Dane: And then with– On the YouTube side, you have your call to action, it’s down deep in the description, I would put it in the first 3 lines because that’s before the See More button.
Chris: Makes a lot of sense.
Chuck: Pro tip.
Chris: Yeah, this is like–
Chuck: Pro tip.
Chris: I believe that might also be called a Duuh tip!
Chuck: Yeah a pro tip. Yeah, CTA link within the first 3 lines because that’ll show up before the See More.
Chris: Above the virtual YouTube fold.
Dane: Yeah and there’s other things you could do. You could put it at the front of a playlist if you want people to watch other videos but I think– as I said via email I really like your guy’s whole style and the way you do things and you’re just your authentic approach to both showing who you are and showing that you’re super smart and that’s what that video shows.
Chris: We just got called super smart, I don’t–
Chuck: Super smart, I’m taking it.
Chris: Thank– thank you. Alright so we’ve got– Tell us a little bit about Hey or is it Hey.com
Chris: Oh. I like–
Chuck: Yeah. Well I just got here and say Hey, you know?
Chris: Hey there dot com.
Dane: Yeah, it’s just real simple. We just work with B2B tech companies including SaaS platforms. We help them optimize their YouTube videos they already have, these are– you know, think about it, these are assets that are already approved, that you’ve already paid for, you just want to get more money out of them.
Chuck: That was our tip, repurpose.
Chris: Yeah, repurpose. That was the tip from previous podcasts.
Dane: Yeah, I heard it. I heard it. And then going forward we create strategies for doing it right because you can’t really change what’s in an old YouTube video, but you can craft videos in a format and a topic and in a release strategy that really helps more for a content marketing approach. So from a content marketing simply I mean, show people and help them learn how to do things in their job better. Just like content marketing blogs, they don’t have to be about you, maybe they’re a little bit about you, but really it’s about helping them. That’s what we do.
Chuck: Awesome. So, we want to tell people how you can be found online.
Dane: They can go to Hey.com or just Google the word Hey, I come up on the first page.
Chuck: Okay, what about any social connects?
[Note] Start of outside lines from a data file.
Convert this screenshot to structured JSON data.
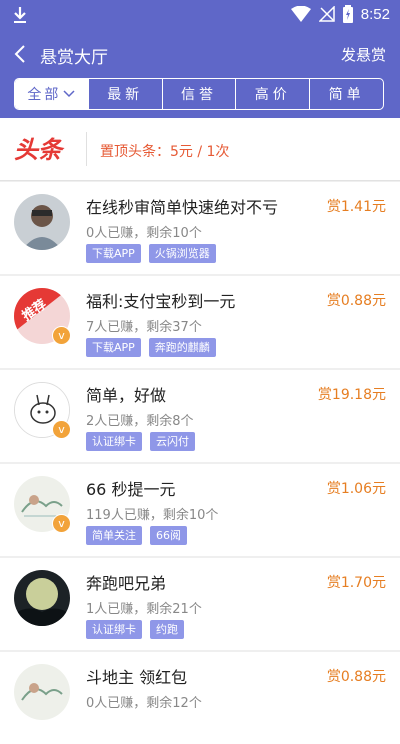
{
  "status": {
    "time": "8:52"
  },
  "header": {
    "title": "悬赏大厅",
    "action": "发悬赏"
  },
  "tabs": [
    {
      "label": "全部",
      "active": true
    },
    {
      "label": "最新"
    },
    {
      "label": "信誉"
    },
    {
      "label": "高价"
    },
    {
      "label": "简单"
    }
  ],
  "headline": {
    "logo_text": "头条",
    "text": "置顶头条：5元 / 1次"
  },
  "items": [
    {
      "title": "在线秒审简单快速绝对不亏",
      "price": "赏1.41元",
      "stats": "0人已赚，剩余10个",
      "tags": [
        "下载APP",
        "火锅浏览器"
      ],
      "vip": false
    },
    {
      "title": "福利:支付宝秒到一元",
      "price": "赏0.88元",
      "stats": "7人已赚，剩余37个",
      "tags": [
        "下载APP",
        "奔跑的麒麟"
      ],
      "vip": true,
      "avatar_text": "推荐"
    },
    {
      "title": "简单，好做",
      "price": "赏19.18元",
      "stats": "2人已赚，剩余8个",
      "tags": [
        "认证绑卡",
        "云闪付"
      ],
      "vip": true
    },
    {
      "title": "66 秒提一元",
      "price": "赏1.06元",
      "stats": "119人已赚，剩余10个",
      "tags": [
        "简单关注",
        "66阅"
      ],
      "vip": true
    },
    {
      "title": "奔跑吧兄弟",
      "price": "赏1.70元",
      "stats": "1人已赚，剩余21个",
      "tags": [
        "认证绑卡",
        "约跑"
      ],
      "vip": false
    },
    {
      "title": "斗地主 领红包",
      "price": "赏0.88元",
      "stats": "0人已赚，剩余12个",
      "tags": [],
      "vip": false
    }
  ]
}
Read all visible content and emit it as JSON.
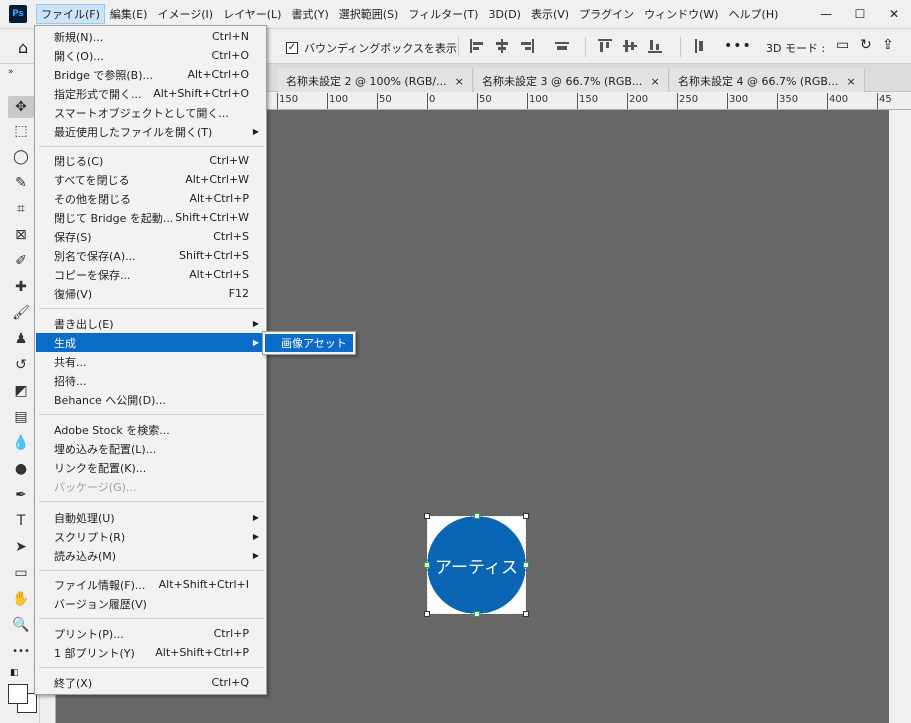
{
  "app": {
    "logo_text": "Ps",
    "accent_color": "#0a6cc6",
    "canvas_color": "#676767",
    "shape_color": "#0a65b4"
  },
  "menubar": {
    "items": [
      "ファイル(F)",
      "編集(E)",
      "イメージ(I)",
      "レイヤー(L)",
      "書式(Y)",
      "選択範囲(S)",
      "フィルター(T)",
      "3D(D)",
      "表示(V)",
      "プラグイン",
      "ウィンドウ(W)",
      "ヘルプ(H)"
    ],
    "window_controls": [
      "—",
      "☐",
      "✕"
    ]
  },
  "options": {
    "bbox_label": "バウンディングボックスを表示",
    "bbox_checked": "✓",
    "mode_3d": "3D モード :",
    "more": "•••"
  },
  "tabs": [
    {
      "label": "名称未設定 2 @ 100% (RGB/...",
      "close": "×"
    },
    {
      "label": "名称未設定 3 @ 66.7% (RGB...",
      "close": "×"
    },
    {
      "label": "名称未設定 4 @ 66.7% (RGB...",
      "close": "×"
    }
  ],
  "ruler": {
    "labels": [
      "150",
      "100",
      "50",
      "0",
      "50",
      "100",
      "150",
      "200",
      "250",
      "300",
      "350",
      "400",
      "45"
    ]
  },
  "canvas": {
    "shape_text": "アーティス"
  },
  "file_menu": {
    "items": [
      {
        "label": "新規(N)...",
        "shortcut": "Ctrl+N"
      },
      {
        "label": "開く(O)...",
        "shortcut": "Ctrl+O"
      },
      {
        "label": "Bridge で参照(B)...",
        "shortcut": "Alt+Ctrl+O"
      },
      {
        "label": "指定形式で開く...",
        "shortcut": "Alt+Shift+Ctrl+O"
      },
      {
        "label": "スマートオブジェクトとして開く...",
        "shortcut": ""
      },
      {
        "label": "最近使用したファイルを開く(T)",
        "shortcut": "",
        "submenu": "▶"
      },
      {
        "label": "閉じる(C)",
        "shortcut": "Ctrl+W"
      },
      {
        "label": "すべてを閉じる",
        "shortcut": "Alt+Ctrl+W"
      },
      {
        "label": "その他を閉じる",
        "shortcut": "Alt+Ctrl+P"
      },
      {
        "label": "閉じて Bridge を起動...",
        "shortcut": "Shift+Ctrl+W"
      },
      {
        "label": "保存(S)",
        "shortcut": "Ctrl+S"
      },
      {
        "label": "別名で保存(A)...",
        "shortcut": "Shift+Ctrl+S"
      },
      {
        "label": "コピーを保存...",
        "shortcut": "Alt+Ctrl+S"
      },
      {
        "label": "復帰(V)",
        "shortcut": "F12"
      },
      {
        "label": "書き出し(E)",
        "shortcut": "",
        "submenu": "▶"
      },
      {
        "label": "生成",
        "shortcut": "",
        "submenu": "▶"
      },
      {
        "label": "共有...",
        "shortcut": ""
      },
      {
        "label": "招待...",
        "shortcut": ""
      },
      {
        "label": "Behance へ公開(D)...",
        "shortcut": ""
      },
      {
        "label": "Adobe Stock を検索...",
        "shortcut": ""
      },
      {
        "label": "埋め込みを配置(L)...",
        "shortcut": ""
      },
      {
        "label": "リンクを配置(K)...",
        "shortcut": ""
      },
      {
        "label": "パッケージ(G)...",
        "shortcut": ""
      },
      {
        "label": "自動処理(U)",
        "shortcut": "",
        "submenu": "▶"
      },
      {
        "label": "スクリプト(R)",
        "shortcut": "",
        "submenu": "▶"
      },
      {
        "label": "読み込み(M)",
        "shortcut": "",
        "submenu": "▶"
      },
      {
        "label": "ファイル情報(F)...",
        "shortcut": "Alt+Shift+Ctrl+I"
      },
      {
        "label": "バージョン履歴(V)",
        "shortcut": ""
      },
      {
        "label": "プリント(P)...",
        "shortcut": "Ctrl+P"
      },
      {
        "label": "1 部プリント(Y)",
        "shortcut": "Alt+Shift+Ctrl+P"
      },
      {
        "label": "終了(X)",
        "shortcut": "Ctrl+Q"
      }
    ]
  },
  "submenu": {
    "item": "画像アセット"
  },
  "toolbar": {
    "collapse": "»",
    "tools": [
      {
        "icon": "move-icon",
        "glyph": "✥"
      },
      {
        "icon": "marquee-icon",
        "glyph": "⬚"
      },
      {
        "icon": "lasso-icon",
        "glyph": "◯"
      },
      {
        "icon": "quick-select-icon",
        "glyph": "✎"
      },
      {
        "icon": "crop-icon",
        "glyph": "⌗"
      },
      {
        "icon": "frame-icon",
        "glyph": "⊠"
      },
      {
        "icon": "eyedropper-icon",
        "glyph": "✐"
      },
      {
        "icon": "healing-icon",
        "glyph": "✚"
      },
      {
        "icon": "brush-icon",
        "glyph": "🖌"
      },
      {
        "icon": "stamp-icon",
        "glyph": "♟"
      },
      {
        "icon": "history-brush-icon",
        "glyph": "↺"
      },
      {
        "icon": "eraser-icon",
        "glyph": "◩"
      },
      {
        "icon": "gradient-icon",
        "glyph": "▤"
      },
      {
        "icon": "blur-icon",
        "glyph": "💧"
      },
      {
        "icon": "dodge-icon",
        "glyph": "●"
      },
      {
        "icon": "pen-icon",
        "glyph": "✒"
      },
      {
        "icon": "type-icon",
        "glyph": "T"
      },
      {
        "icon": "path-select-icon",
        "glyph": "➤"
      },
      {
        "icon": "rectangle-icon",
        "glyph": "▭"
      },
      {
        "icon": "hand-icon",
        "glyph": "✋"
      },
      {
        "icon": "zoom-icon",
        "glyph": "🔍"
      },
      {
        "icon": "more-tools-icon",
        "glyph": "•••"
      }
    ]
  }
}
Any social contacts?
Chris: @DaneGolden everywhere, you can listen to the TubeTalk podcast and please friend me on LinkedIn, I love connecting with people on LinkedIn.
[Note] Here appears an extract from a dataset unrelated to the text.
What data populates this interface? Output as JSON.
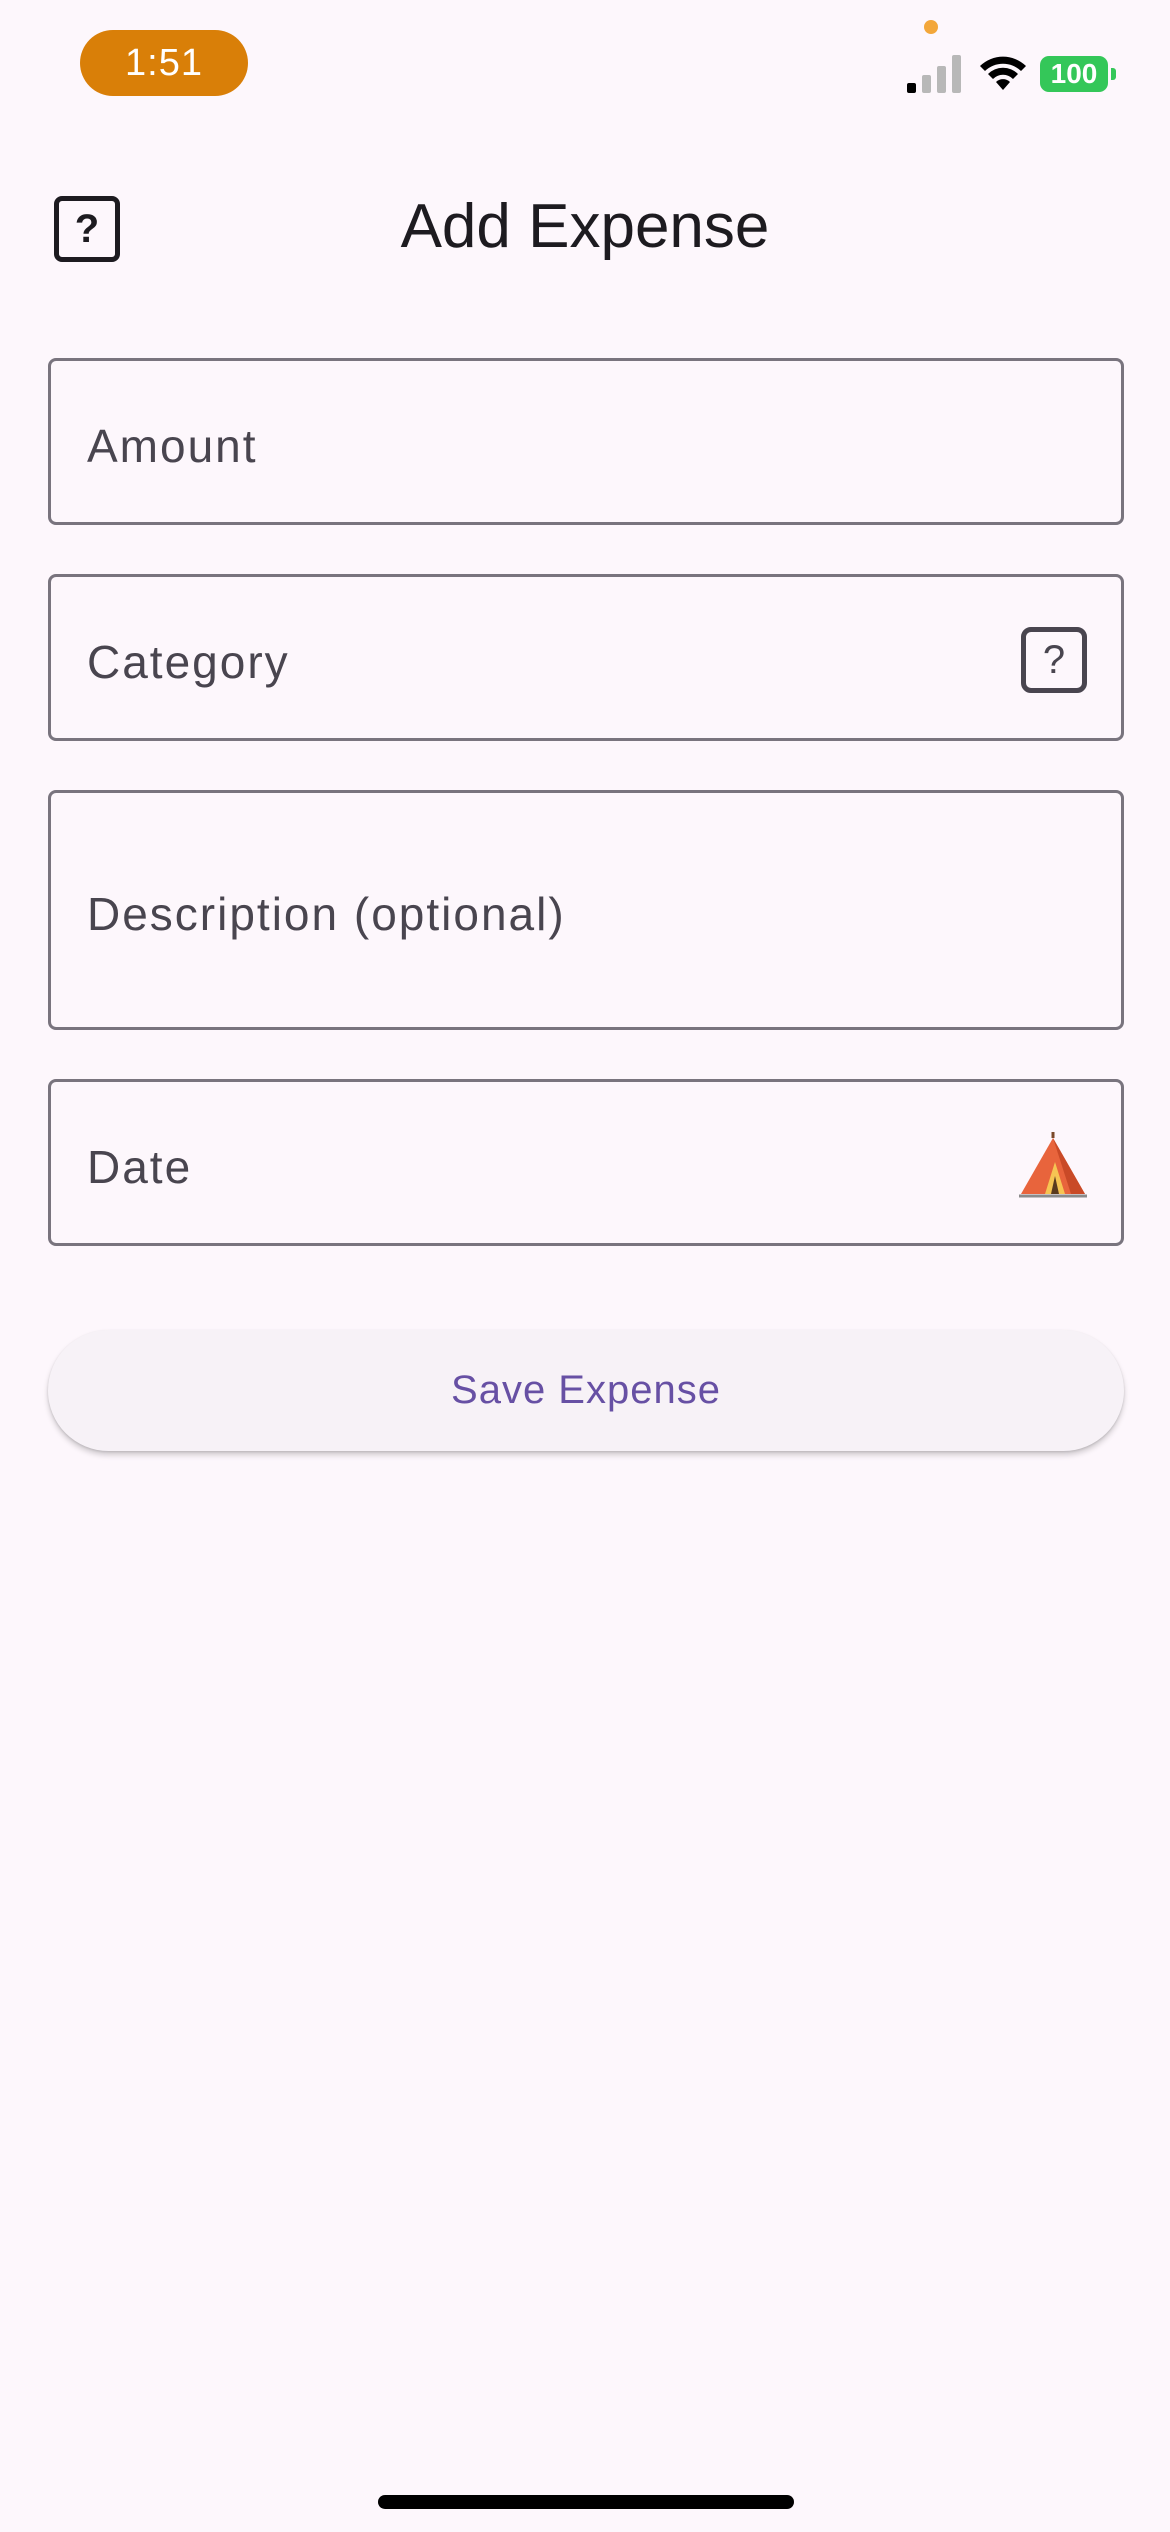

Chris: That is awesome. Thank you. I’m so glad, you know, we’ve had initiative to get interviews started. I’m so glad you could be part of that first one.
Chuck: Yeah this inaugural eWeb– This is history-making right here. Ground-breaking and I appreciate you, you know, putting some time aside to work with us through our setup and even be a part of this. This is big for us and I hope you enjoyed it as much as we did.
Chris: Alright, so we’re going to keep you on the screen. We’re going to get you to say your name as we’re coming off, we’ll have a pattern for you by the time we get to you. We want to thank the audience for tuning in. Hey give us feedback. We’ve just had Dane Golden on and it’s our first interview. Give us feedback, any feedback would be appreciated, maybe we could make it better, we can– I don’t know, Dane’s head isn’t big enough in the background. You know something like that. Let us know. You guys–
Chuck: Get to our What News for a second. I do got–
Chris: Oh we’ve got some What News.
Chuck: What News, yeah. And it’s really more of a moment of silence, want to give a moment of silence to Rest in Peace to Terence Crutcher he was– and Keith Lamont. Two black men killed by police this week. Just a moment of silence for those families. We will keep working towards a better America.
Chris: Yeah, yeah absolutely. We are the Number 1 SEO podcast because of all you all out there.
Chuck: Yes, watching right now, right now.
Chris: We really appreciate all of you all. Thank you for tuning in. Thank you for making us the most popular internet marketing podcast on iTunes. Thank you to Dane for joining us. Until the next podcast, although this doesn’t apply to Dane, but we’ll swing it anyway. My name is Chris Burres.
Chuck: I am Charles Lewis.
Chris: And I am Dane Golden.
Chris: Bye bye for now.
Chuck: Alright. That’s what’s up.
Tip from Best SEO Podcast 340 – Immediately Begin Videos with Audio
Algorithm Cataclysm from Best SEO Podcast 340